───── INPUT ─────
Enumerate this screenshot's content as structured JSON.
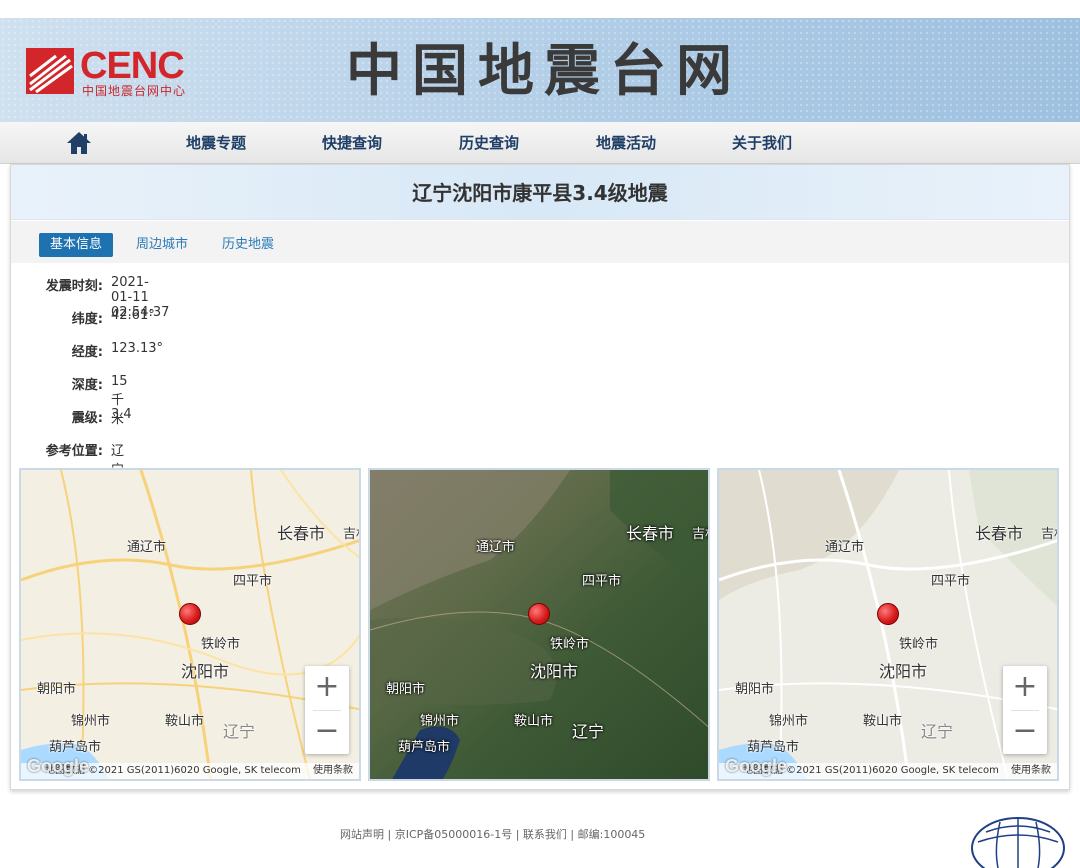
{
  "header": {
    "logo_text": "CENC",
    "logo_sub": "中国地震台网中心",
    "site_title": "中国地震台网"
  },
  "nav": {
    "home_icon": "home-icon",
    "items": [
      "地震专题",
      "快捷查询",
      "历史查询",
      "地震活动",
      "关于我们"
    ]
  },
  "event": {
    "title": "辽宁沈阳市康平县3.4级地震"
  },
  "tabs": [
    {
      "label": "基本信息",
      "active": true
    },
    {
      "label": "周边城市",
      "active": false
    },
    {
      "label": "历史地震",
      "active": false
    }
  ],
  "info": {
    "time_label": "发震时刻:",
    "time_value": "2021-01-11 02:54:37",
    "lat_label": "纬度:",
    "lat_value": "42.61°",
    "lon_label": "经度:",
    "lon_value": "123.13°",
    "depth_label": "深度:",
    "depth_value": "15千米",
    "mag_label": "震级:",
    "mag_value": "3.4",
    "loc_label": "参考位置:",
    "loc_value": "辽宁沈阳市康平县"
  },
  "maps": {
    "cities": {
      "changchun": "长春市",
      "jilin_partial": "吉林",
      "tongliao": "通辽市",
      "siping": "四平市",
      "tieling": "铁岭市",
      "shenyang": "沈阳市",
      "chaoyang": "朝阳市",
      "jinzhou": "锦州市",
      "anshan": "鞍山市",
      "liaoning": "辽宁",
      "huludao": "葫芦岛市"
    },
    "zoom_in": "+",
    "zoom_out": "−",
    "attribution": "地图数据 ©2021 GS(2011)6020 Google, SK telecom",
    "terms": "使用条款",
    "google_logo": "Google",
    "marker_color": "#d81e1e"
  },
  "footer": {
    "text": "网站声明 | 京ICP备05000016-1号 | 联系我们 | 邮编:100045"
  }
}
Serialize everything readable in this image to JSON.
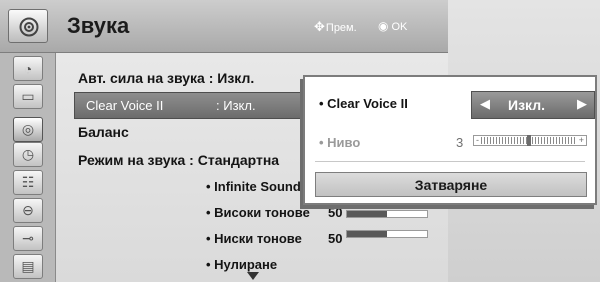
{
  "header": {
    "title": "Звука",
    "icon": "speaker-icon",
    "hint_move": "Прем.",
    "hint_ok": "OK"
  },
  "sidebar": {
    "items": [
      {
        "icon": "satellite-dish-icon"
      },
      {
        "icon": "monitor-icon"
      },
      {
        "icon": "speaker-icon",
        "active": true
      },
      {
        "icon": "clock-icon"
      },
      {
        "icon": "options-icon"
      },
      {
        "icon": "lock-icon"
      },
      {
        "icon": "input-icon"
      },
      {
        "icon": "media-icon"
      }
    ]
  },
  "menu": {
    "avl": "Авт. сила на звука : Изкл.",
    "clear_voice_label": "Clear Voice II",
    "clear_voice_value": ": Изкл.",
    "clear_voice_level": "3",
    "balance": "Баланс",
    "sound_mode": "Режим на звука : Стандартна",
    "sub_items": [
      {
        "label": "• Infinite Sound"
      },
      {
        "label": "• Високи тонове",
        "value": "50",
        "level": 0.5
      },
      {
        "label": "• Ниски тонове",
        "value": "50",
        "level": 0.5
      },
      {
        "label": "• Нулиране"
      }
    ]
  },
  "popup": {
    "clear_voice_label": "• Clear Voice II",
    "selector_value": "Изкл.",
    "level_label": "• Ниво",
    "level_value": "3",
    "level_fraction": 0.5,
    "slider_minus": "-",
    "slider_plus": "+",
    "close_label": "Затваряне"
  },
  "colors": {
    "highlight": "#7a7a7a",
    "selected_text": "#ffffff",
    "disabled_text": "#9a9a9a"
  }
}
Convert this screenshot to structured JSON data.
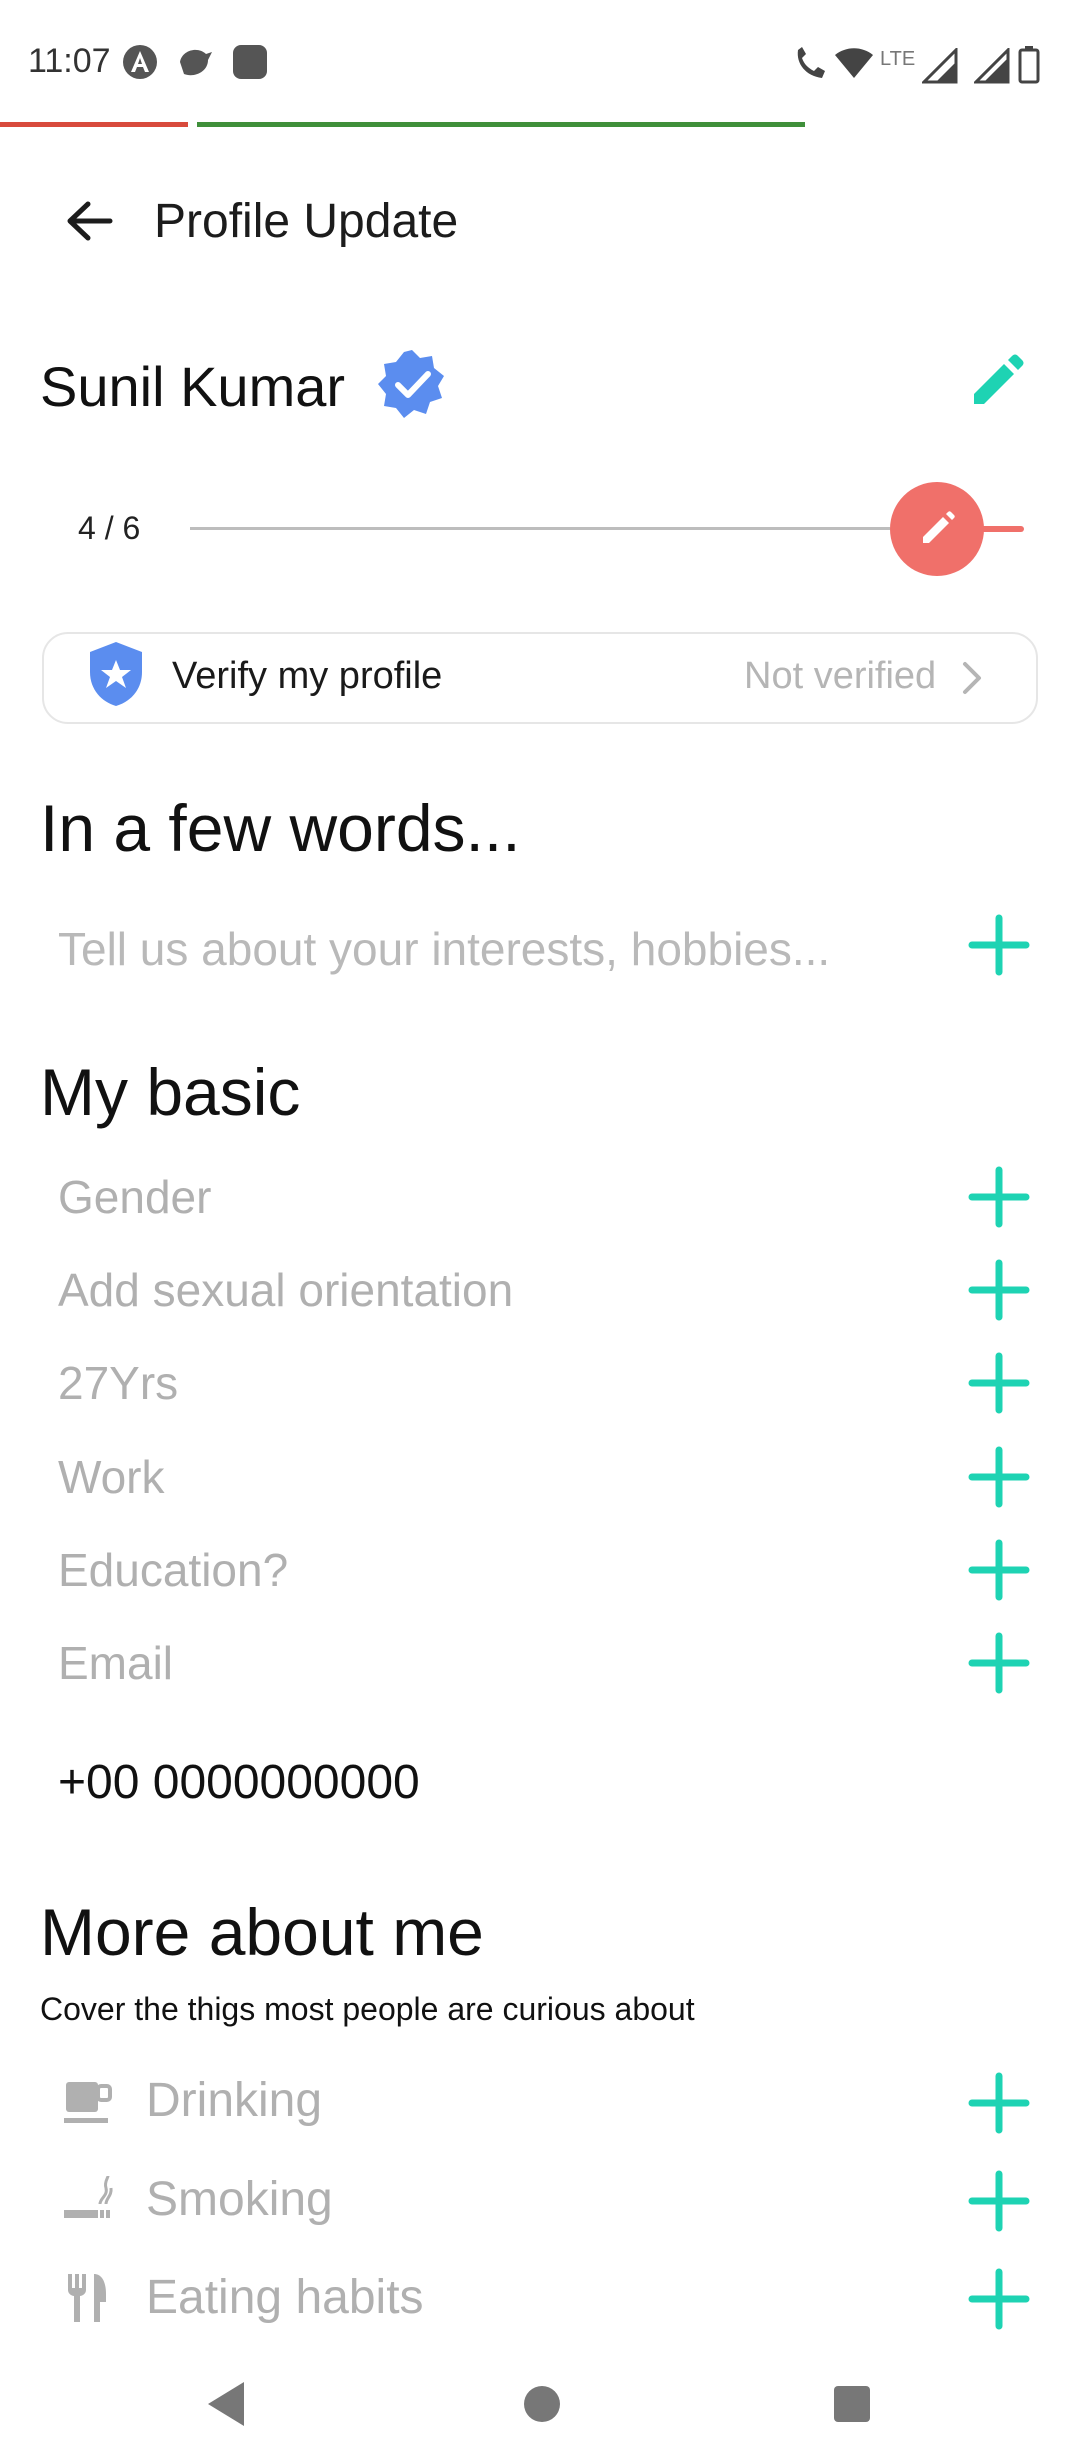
{
  "status_bar": {
    "time": "11:07",
    "network": "LTE"
  },
  "header": {
    "title": "Profile Update"
  },
  "profile": {
    "name": "Sunil Kumar",
    "progress_text": "4 / 6",
    "progress_fraction": 0.667
  },
  "verify": {
    "label": "Verify my profile",
    "status": "Not verified"
  },
  "about": {
    "heading": "In a few words...",
    "placeholder": "Tell us about your interests, hobbies..."
  },
  "basic": {
    "heading": "My basic",
    "items": [
      "Gender",
      "Add sexual orientation",
      "27Yrs",
      "Work",
      "Education?",
      "Email"
    ],
    "phone": "+00 0000000000"
  },
  "more": {
    "heading": "More about me",
    "subtitle": "Cover the thigs most people are curious about",
    "items": [
      {
        "label": "Drinking",
        "icon": "coffee-cup-icon"
      },
      {
        "label": "Smoking",
        "icon": "smoking-icon"
      },
      {
        "label": "Eating habits",
        "icon": "restaurant-icon"
      }
    ]
  },
  "colors": {
    "accent": "#1ed3b3",
    "coral": "#f0706a",
    "verified_blue": "#5b8def"
  },
  "nav": {
    "back": "back-triangle-icon",
    "home": "home-circle-icon",
    "recents": "recents-square-icon"
  }
}
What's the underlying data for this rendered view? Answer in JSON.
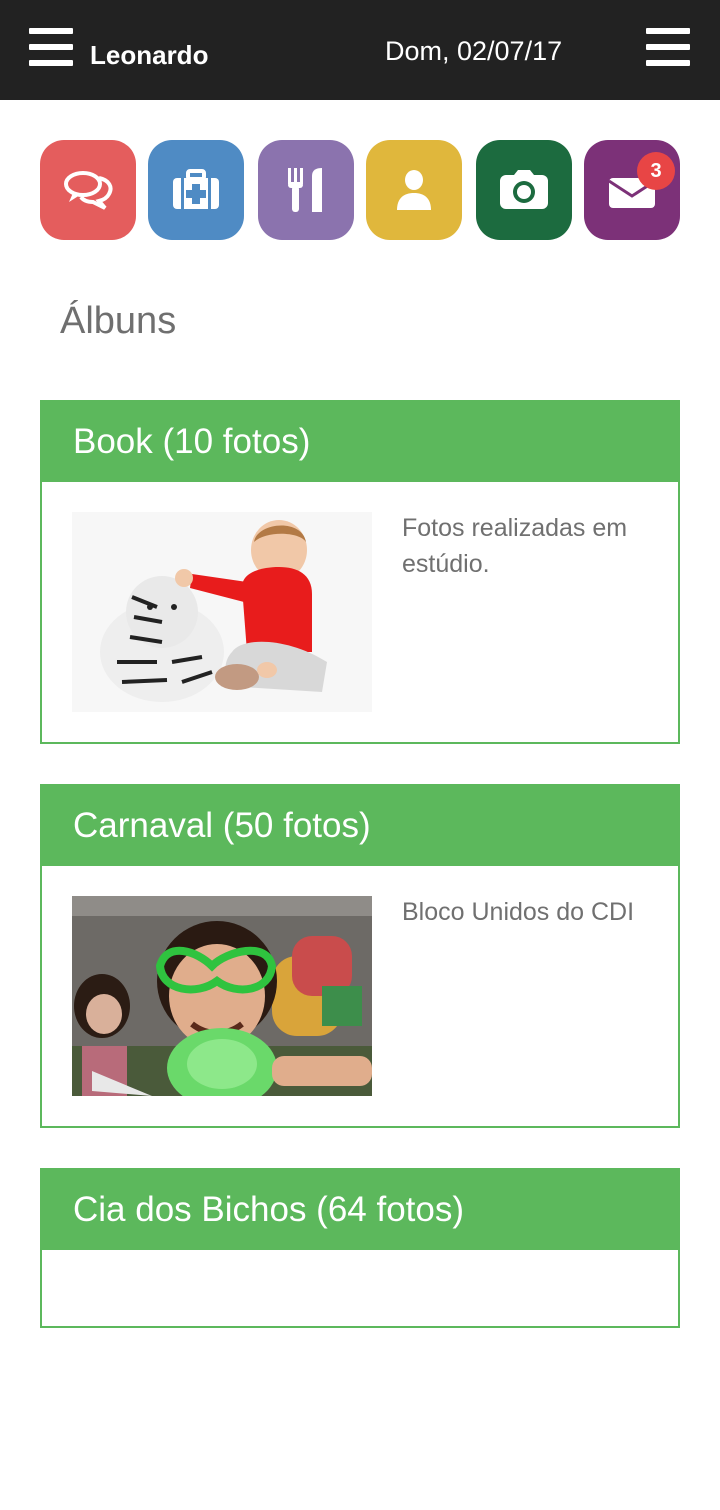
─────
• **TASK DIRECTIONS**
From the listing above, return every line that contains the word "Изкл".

• **SOLUTION TO THIS TASK**
    "avl": "Авт. сила на звука : Изкл.",
    "clear_voice_value": ": Изкл.",
    "selector_value": "Изкл.",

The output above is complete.